This classic story lends itself really well to sequencing and retell and I specifically target descriptors and comparative adjectives. I love the simple, colorful illustrations in this version, and my preschoolers love the little token of presence that Goldilocks leaves at the foot of Baby Bear's bed.
We're bringing the story to life and working on language objectives (more info about my service delivery model in this previous post) at Dramatic Play.
On one side of the center, we set up Papa, Mama, and Baby Bear's beds. I painted the headboards onto posterboard and laminated them with visuals for their corresponding occupants and opposites. Papa Bear's "too hard" bed is without padding, while Mama Bear's "too soft" one is cushioned with a pillow, wrapped and covered in blankets.

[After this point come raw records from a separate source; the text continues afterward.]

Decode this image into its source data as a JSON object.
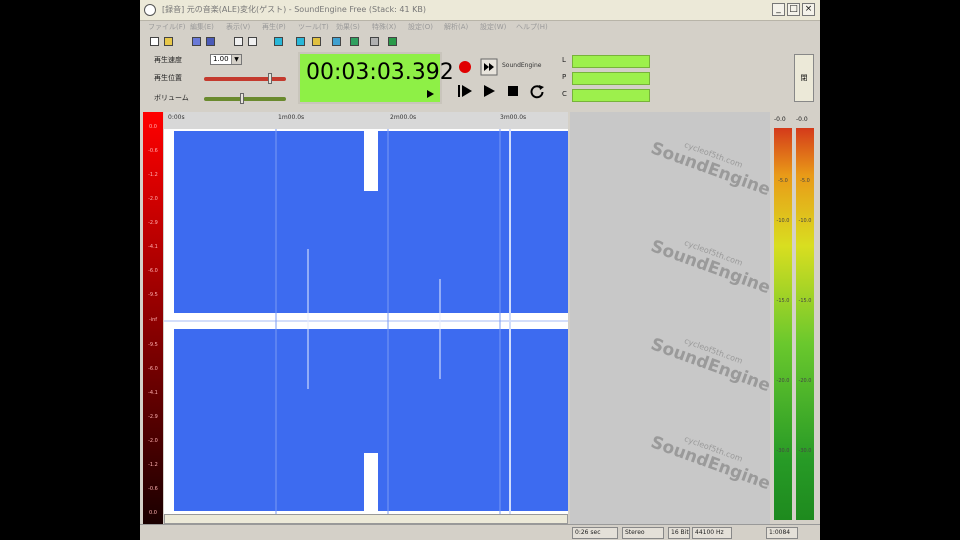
{
  "window": {
    "title": "[録音] 元の音楽(ALE)変化(ゲスト) - SoundEngine Free (Stack: 41 KB)",
    "controls": [
      "_",
      "□",
      "×"
    ]
  },
  "menu": [
    "ファイル(F)",
    "編集(E)",
    "表示(V)",
    "再生(P)",
    "ツール(T)",
    "効果(S)",
    "特殊(X)",
    "設定(O)",
    "解析(A)",
    "設定(W)",
    "ヘルプ(H)"
  ],
  "controls_panel": {
    "speed_label": "再生速度",
    "speed_value": "1.00",
    "position_label": "再生位置",
    "volume_label": "ボリューム"
  },
  "time_display": "00:03:03.392",
  "transport": {
    "brand": "SoundEngine",
    "buttons": [
      "record",
      "record-next",
      "play-selection",
      "play",
      "stop",
      "loop"
    ]
  },
  "mini_labels": [
    "L",
    "P",
    "C"
  ],
  "mini_button": "閉",
  "db_scale": [
    "0.0",
    "-0.6",
    "-1.2",
    "-2.0",
    "-2.9",
    "-4.1",
    "-6.0",
    "-9.5",
    "-inf",
    "-9.5",
    "-6.0",
    "-4.1",
    "-2.9",
    "-2.0",
    "-1.2",
    "-0.6",
    "0.0"
  ],
  "ruler": [
    "0:00s",
    "1m00.0s",
    "2m00.0s",
    "3m00.0s"
  ],
  "watermark": {
    "brand": "SoundEngine",
    "site": "cycleof5th.com"
  },
  "meters": {
    "left_peak": "-0.0",
    "right_peak": "-0.0",
    "scale": [
      "-5.0",
      "-10.0",
      "-15.0",
      "-20.0",
      "-30.0"
    ]
  },
  "status": [
    "0:26 sec",
    "Stereo",
    "16 Bit",
    "44100 Hz",
    "1:0084"
  ],
  "colors": {
    "waveform": "#3d6bf0",
    "time_display_bg": "#8ef046",
    "db_scale_top": "#ff0000",
    "record_button": "#e00000"
  }
}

Preschoolers assume the character roles, designated by these no-eye-coverage-required masks that one of my teammates made by hot gluing laminated pictures of the three bears (similar here and here) onto foam visors. Goldilocks is a headband covered in yellow felt and adorned with yellow yarn braids. We also included a blazer and tie for Papa Bear, an apron for Mama, baseball cap for Baby, and dress for Goldilocks.
Our little "cottage" has a full kitchen stocked with dishes, empty miniature cereal boxes (identifying environmental print), milk, and oatmeal ("porridge") containers. I used Boardmaker visuals to label the porridge bowls, chairs, beds, and bins for clean-up.

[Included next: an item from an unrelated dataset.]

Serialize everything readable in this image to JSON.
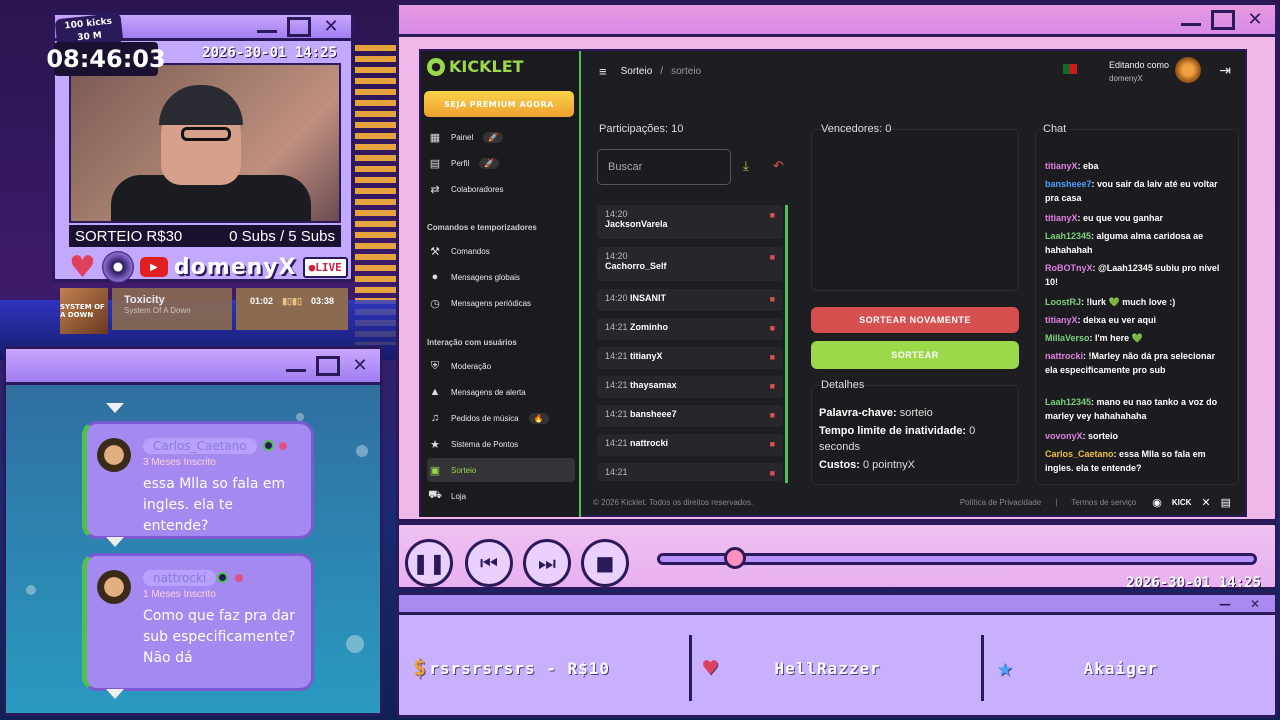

I believe that repetition and experience impart saliency for little ones; using a story to segue into assuming roles and modifying play ideas leads to lots of interaction and expanded language, particularly for children demonstrating difficulties with abstract play or those with limited vocabulary and verbal delays. Books can be acted out in play across environments. How do you make literacy experiential? What are your "Goldilocks and the Three Bears" favorites?